The long discussions and painful arguments of adolescence and the fierce loyalties to teachers, heroes, and gurus during the teenage years are simply our children's struggles to ensure that the lifestyles and values they adopt are worthy of their allegiance.
(Neil Kurshan (20th century), U.S. Rabbi. Raising Your Child to Be a Mensch, ch. 4 (1987).)
I swear ... to hold my teacher in this art equal to my own parents; to make him partner in my livelihood; when he is in need of money to share mine with him; to consider his family as my own brothers and to teach them this art, if they want to learn it, without fee or indenture.
(Hippocrates (c. 460-c. 370 B.C.), Greek physician. "The Hippocratic Oath.")
There is ... in every child a painstaking teacher, so skilful that he obtains identical results in all children in all parts of the world. The only language men ever speak perfectly is the one they learn in babyhood, when no one can teach them anything!
(Maria Montessori (1870-1952), Italian educationist. The Absorbent Mind, ch. 1 (1949).)
What eleven- to thirteen-year-old boys fear is passivity of any kind. When they do act passively we can be fairly certain that it is an act of aggression designed to torment a parent or teacher. . . . Mischief at best, violence at worst is the boy's proclamation of masculinity.
(Louise J. Kaplan (20th century), U.S. psychologist. Adolescence, ch. 7 (1984).)
Like plowing, housework makes the ground ready for the germination of family life. The kids will not invite a teacher home if beer cans litter the living room. The family isn't likely to have breakfast together if somebody didn't remember to buy eggs, milk, or muffins. Housework maintains an orderly setting in which family life can flourish.
(Letty Cottin Pogrebin (20th century), U.S. editor, writer. Family and Politics, ch. 7 (1983).)
A long time ago people often said, "Why did you become a teacher?" Well, that was about the only decent thing when I was growing up for a girl to be. If you became a secretary ... you got a hard name.

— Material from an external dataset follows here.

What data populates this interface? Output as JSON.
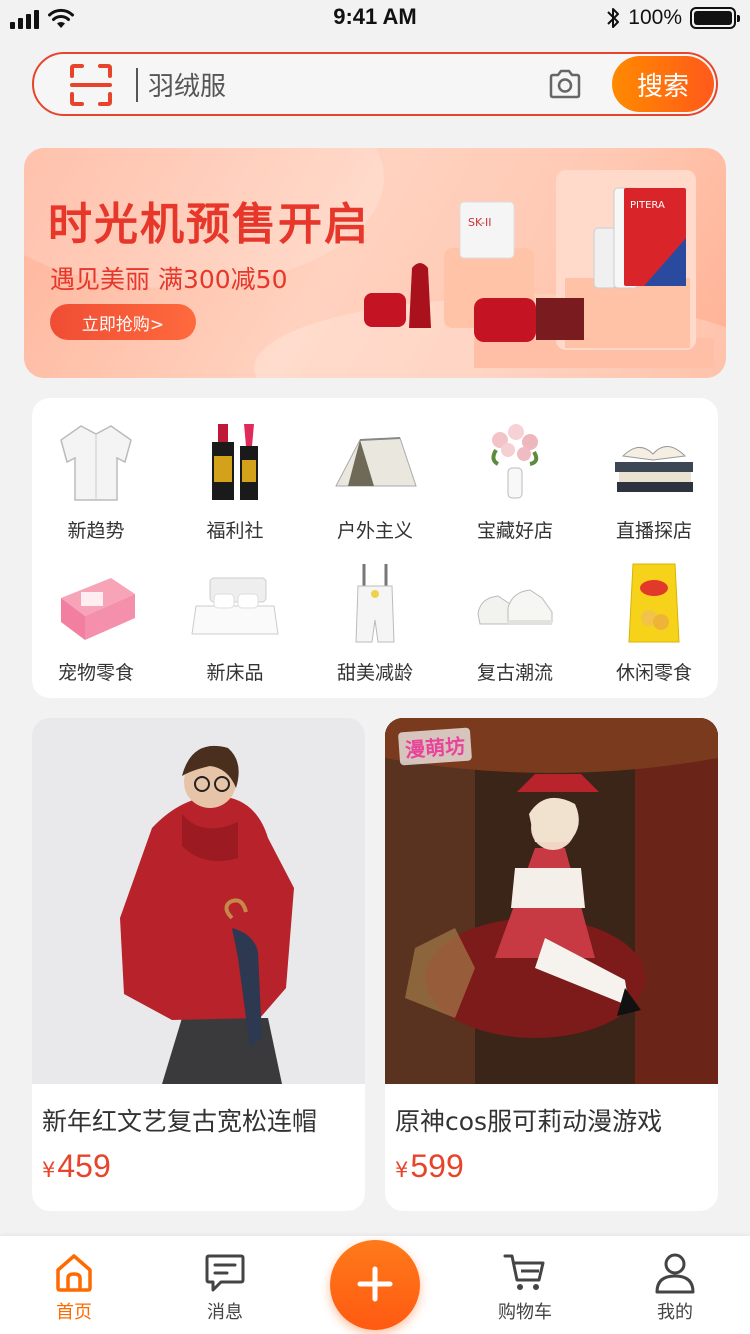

(Knowles Witcher Teel (b. c. 1906), U.S. schoolteacher. As quoted in Hill Country Teacher, ch. 2, by Diane Manning (1990).
Teel taught in Texas from 1924 until her retirement in 1972; she was rare among teachers of her generation in that she continued working despite marriage and motherhood.)